It’s a pride thing. You want to protect your ego and blame other people, but it’s on you.
I’m a very practical person, so here is one: Rent before you buy.
People want to feel special and have their own office downtown, but really they could work from their dining room table for another 4 or 5 years and be fine. Rent everything you need until you feel the pain of “I need to buy this.” Don’t be too proud to borrow things or ask around for help. Be lean.
We have a one-and-a-half year old, with two more on the way. There is no number. It’s about contentment with your life and being grateful.
We are time wealthy and that is huge. Being home with my kids. Having Steven around. We’ll get to be a family together. We’re able to create space and have room to make decisions. That is where real freedom comes from.
Oh, man! Who do I praise right now? There are so many. The new bar at Mas Tacos – we love Mas Tacos. The Burrata at Salt and Vine. Or, the Peach Pie at 5th and Taylor. All of them are amazing.
Want to hear more from The Peach Truck? Check out their website. Know of a Nashville business with a great story? We’d love to meet them. Shout them out in the comment section, or shoot us a tweet using the hashtag #getmore.
Leave Nashville heading south on scenic 31 and you’ll come across Gateway village; a community on the southwest corner of Franklin Road and Lynnwood Way. In this unassuming neighborhood there is something amazing going on: Herban Market.
At first glance, the market might look like any other. Yes, they sell food, but their goal is radically different from other grocers. Their focus is on the community’s health; both physically and economically.
We wanted to hear the whole story, so we sat down with the owner, Matt Hogancamp.
We wanted to create a cleaner market with more transparency. A market that paid the farmers around us – not sending money out of the community. A market where people didn’t have to check every label of every product. Everything has already been vetted.
I was born into an organic family, so I’ve always cared, but in my early 20’s I ventured off the path. I would go home and eat frozen pizzas, but then I would get swollen and feel terrible. I experienced that there was a 100% link between physical, and mental, well-being and what you eat.
Oh, man. I learn something new every day… Get the right team in place. You can’t do everything by yourself. You have to let go of things and let people run with their pieces. You have to place trust in your team.
Most big grocery chains have 3 big vendors that will pull stuff out of warehouses and take care of the supply chains.

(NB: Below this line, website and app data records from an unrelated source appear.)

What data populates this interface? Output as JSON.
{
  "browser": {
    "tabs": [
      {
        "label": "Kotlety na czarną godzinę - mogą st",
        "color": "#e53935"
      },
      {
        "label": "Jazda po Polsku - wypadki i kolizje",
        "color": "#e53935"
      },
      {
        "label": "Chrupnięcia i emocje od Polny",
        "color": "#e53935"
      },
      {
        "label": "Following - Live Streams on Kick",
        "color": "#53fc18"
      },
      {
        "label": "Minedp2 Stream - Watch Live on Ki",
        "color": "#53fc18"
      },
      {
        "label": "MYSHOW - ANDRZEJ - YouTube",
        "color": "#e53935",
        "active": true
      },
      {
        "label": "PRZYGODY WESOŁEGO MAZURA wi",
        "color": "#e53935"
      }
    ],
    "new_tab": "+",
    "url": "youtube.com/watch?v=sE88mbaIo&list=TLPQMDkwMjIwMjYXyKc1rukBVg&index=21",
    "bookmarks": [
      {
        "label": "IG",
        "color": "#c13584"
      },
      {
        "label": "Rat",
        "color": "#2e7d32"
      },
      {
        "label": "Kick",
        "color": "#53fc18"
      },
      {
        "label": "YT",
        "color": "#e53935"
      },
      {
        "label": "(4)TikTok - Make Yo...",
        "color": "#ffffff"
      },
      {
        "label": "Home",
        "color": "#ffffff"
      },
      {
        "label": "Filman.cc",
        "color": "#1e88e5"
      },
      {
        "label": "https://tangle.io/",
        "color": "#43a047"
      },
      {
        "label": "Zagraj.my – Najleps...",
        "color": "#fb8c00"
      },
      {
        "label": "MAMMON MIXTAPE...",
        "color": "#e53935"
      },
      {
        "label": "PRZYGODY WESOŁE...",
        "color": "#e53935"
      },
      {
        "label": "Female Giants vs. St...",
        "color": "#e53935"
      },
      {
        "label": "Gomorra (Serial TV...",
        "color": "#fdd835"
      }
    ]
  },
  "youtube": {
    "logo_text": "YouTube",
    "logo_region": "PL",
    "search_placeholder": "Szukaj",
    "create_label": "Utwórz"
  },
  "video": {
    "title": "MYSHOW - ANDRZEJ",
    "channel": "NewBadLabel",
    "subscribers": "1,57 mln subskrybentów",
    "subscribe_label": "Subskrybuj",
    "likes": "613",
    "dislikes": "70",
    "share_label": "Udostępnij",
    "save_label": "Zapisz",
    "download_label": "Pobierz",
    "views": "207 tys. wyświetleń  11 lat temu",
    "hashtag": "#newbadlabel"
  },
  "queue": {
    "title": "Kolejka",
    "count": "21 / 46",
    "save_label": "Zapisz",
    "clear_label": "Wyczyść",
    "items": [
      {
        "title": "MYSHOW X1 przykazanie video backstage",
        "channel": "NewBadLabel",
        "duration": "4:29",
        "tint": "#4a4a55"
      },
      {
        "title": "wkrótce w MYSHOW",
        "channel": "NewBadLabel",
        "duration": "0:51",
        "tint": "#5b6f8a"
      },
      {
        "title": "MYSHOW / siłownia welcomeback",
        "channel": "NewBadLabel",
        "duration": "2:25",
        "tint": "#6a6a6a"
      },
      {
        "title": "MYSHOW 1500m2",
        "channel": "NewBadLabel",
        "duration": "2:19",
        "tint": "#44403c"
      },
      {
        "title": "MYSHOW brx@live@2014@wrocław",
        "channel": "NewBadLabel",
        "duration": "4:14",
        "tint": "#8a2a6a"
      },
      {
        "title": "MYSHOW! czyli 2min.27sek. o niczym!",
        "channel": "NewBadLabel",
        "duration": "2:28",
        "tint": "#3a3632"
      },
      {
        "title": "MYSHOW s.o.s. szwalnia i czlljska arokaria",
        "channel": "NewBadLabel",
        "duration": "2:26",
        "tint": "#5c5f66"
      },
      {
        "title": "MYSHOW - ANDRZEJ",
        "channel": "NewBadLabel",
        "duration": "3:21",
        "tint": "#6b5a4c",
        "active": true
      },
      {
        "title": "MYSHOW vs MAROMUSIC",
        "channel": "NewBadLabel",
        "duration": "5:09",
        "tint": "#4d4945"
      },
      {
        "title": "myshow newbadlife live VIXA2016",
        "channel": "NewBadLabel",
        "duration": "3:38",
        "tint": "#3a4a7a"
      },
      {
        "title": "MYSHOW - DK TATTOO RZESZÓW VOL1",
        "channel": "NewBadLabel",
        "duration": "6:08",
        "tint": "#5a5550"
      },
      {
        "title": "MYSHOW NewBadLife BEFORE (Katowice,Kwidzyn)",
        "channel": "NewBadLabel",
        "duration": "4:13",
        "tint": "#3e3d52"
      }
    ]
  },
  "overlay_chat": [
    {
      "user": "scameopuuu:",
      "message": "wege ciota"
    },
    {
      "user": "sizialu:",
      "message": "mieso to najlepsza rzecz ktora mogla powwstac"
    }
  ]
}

With our model, getting things as local as possible, I have 150 people I have to talk to every week. It’s a lot to keep up with.
Transforming people’s lives. Everyone loves great tasting olive oil, but then you can transition into eating more organic produce. You give them a couple weeks and they come back saying “I have more energy. I feel better.”
We also have an impact on the community we live in. This is an economic model that pumps money back into the community. It’s money given to local farmers, instead of being spent on shipping food from across the world.
You can eat local, and you can eat really well. Especially in Nashville, and we want people to know that.
This. No question. It’s very, very hard – a lot more work that what people see. But this.
We’ve got great customers. We really do. It’s unique people. People who are into health and what nutrition means to them physically and mentally. Or what sourcing food locally means for the environment. Some people get it. Some people are on their way to getting it. It’s so satisfying to be a part of.
Take risks while you’re young. Of course, it needs to be a calculated risk, but if you have an idea — try it. You can always find ways to change the idea or find an exit.
Caring about people. Caring about the economy. Caring about the environment. Three reasons why we think Herban Market is a gem of Nashville. Want to #GetMore on Herban Market? Check out their website or social media profiles.
Know of another business that makes Nashville better? We’d love to meet them! Let us know in the comments below, or by tweeting us (@Kasasa) using the hashtag #GetMore.